The Fourth Sunday in Lent

I remember visiting the Mezquita in Cordoba, Spain, having heard what a magnificent building it was. (And it is … well, worth a visit.) I had heard about the altar and was keen to see it only to discover that it was hidden behind a wall of plastic and scaffolding. There was cleaning and restoration work being done. I asked the guide how long it would take. He nonchalantly replied ‘About 10 years’. That’s when I knew I wasn’t in Australia that measures ‘old’ by the decade because I was in a place that measured ‘old’ by the century or maybe even the millennia!

My racquet sport of choice is squash. And I read re-cently a year in review (2013) of the sport around the world and the World Squash Federation’s lament at yet another refusal by the International Olympic Committee to add squash to the sports at the Olympics. The bid for inclusion in the 2020 Games in Tokyo failed. So had the bid in 2009. And the one in 2005. Some people might think squash should take the hint but squash players are a determined group and I hope they’re successful in their next bid.

I once read a book by a Christian mother who spoke about daily things – children, hopes, dreams, laughs, tears – and I’ve forgotten the author’s name but I remember a sentence – or at least the sen-timent – she quoted: Being a parent is having your heart walking on the outside of your body. You want what’s best for your children, no harm to come to them but of course you can’t be with them all the time. And it doesn’t matter whether they are small or adults, your children are your children. So Christians parents know that there comes a point when the only thing to do is to pray – Lord, they’re in your hands – all the time.
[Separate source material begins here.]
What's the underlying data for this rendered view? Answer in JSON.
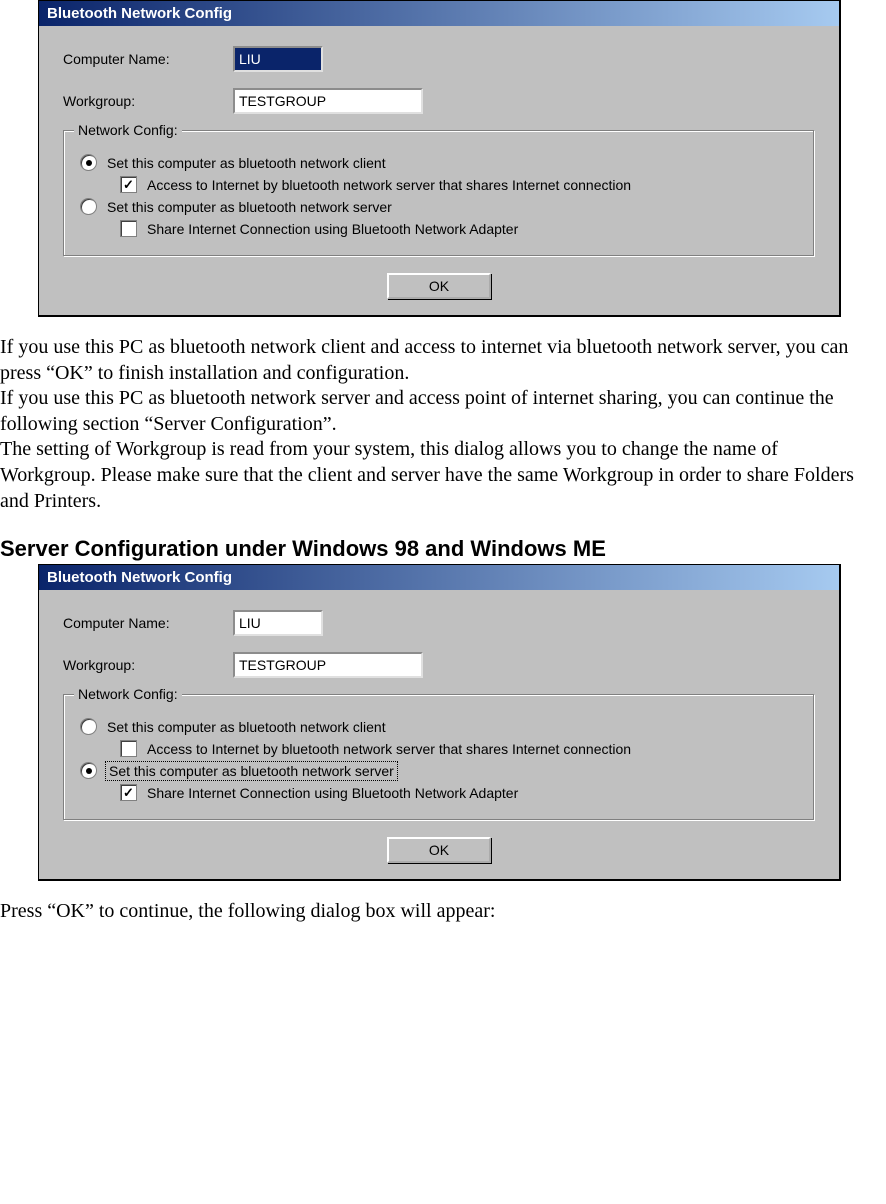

And I’m reminded of Augustine’s mother, Monica, who hoped and prayed for her son to come to faith and lived to see his baptism … at age 32 … but not his service to the church as one of its eminent teachers.

We were talking in our Bible Study about Jesus’ death on the cross as an intersecting point between God and human beings, between Heaven and Earth, and also, in a mysterious way, between now and eternity for in those hours of beatings, whipping, and crucifixion, Jesus somehow experienced the full force of the eternal separation from God. Somehow time doesn’t work on the cross.

We have a sense of time related to the seasons and the time it takes for the Earth to rotate around the sun. This sense of time helps us live. We can change how we count it (‘lose’ an hour as we did last night) but it doesn’t really change. Our perceptions of time are a different matter. It can drag or it can fly. We can notice it in passing but can’t see past ‘now’. Nevertheless the passing of time can be one of the greatest traumas for people as it presents a litany or many examples of a life – often our life! – that isn’t what we wanted or chose – ‘why did that happen?’ – ‘why isn’t it working out?’. Isn’t a ‘mid life crisis’ really about telling the time?

God’s sense of time – a day and 1,000 years (2 Peter 3:8,9) doesn’t really help us – but God isn’t slow to help. Jesus gave us a time reference that does help us live and plan and look back. It’s the little word ‘always’ (‘I am with you always, to the end of the age’ – Matthew 28:20b). It fills all of time and takes control of our use and even sense of time. It helps us persevere, get up after being knocked down, be faithful and not give up hope – always.  — GS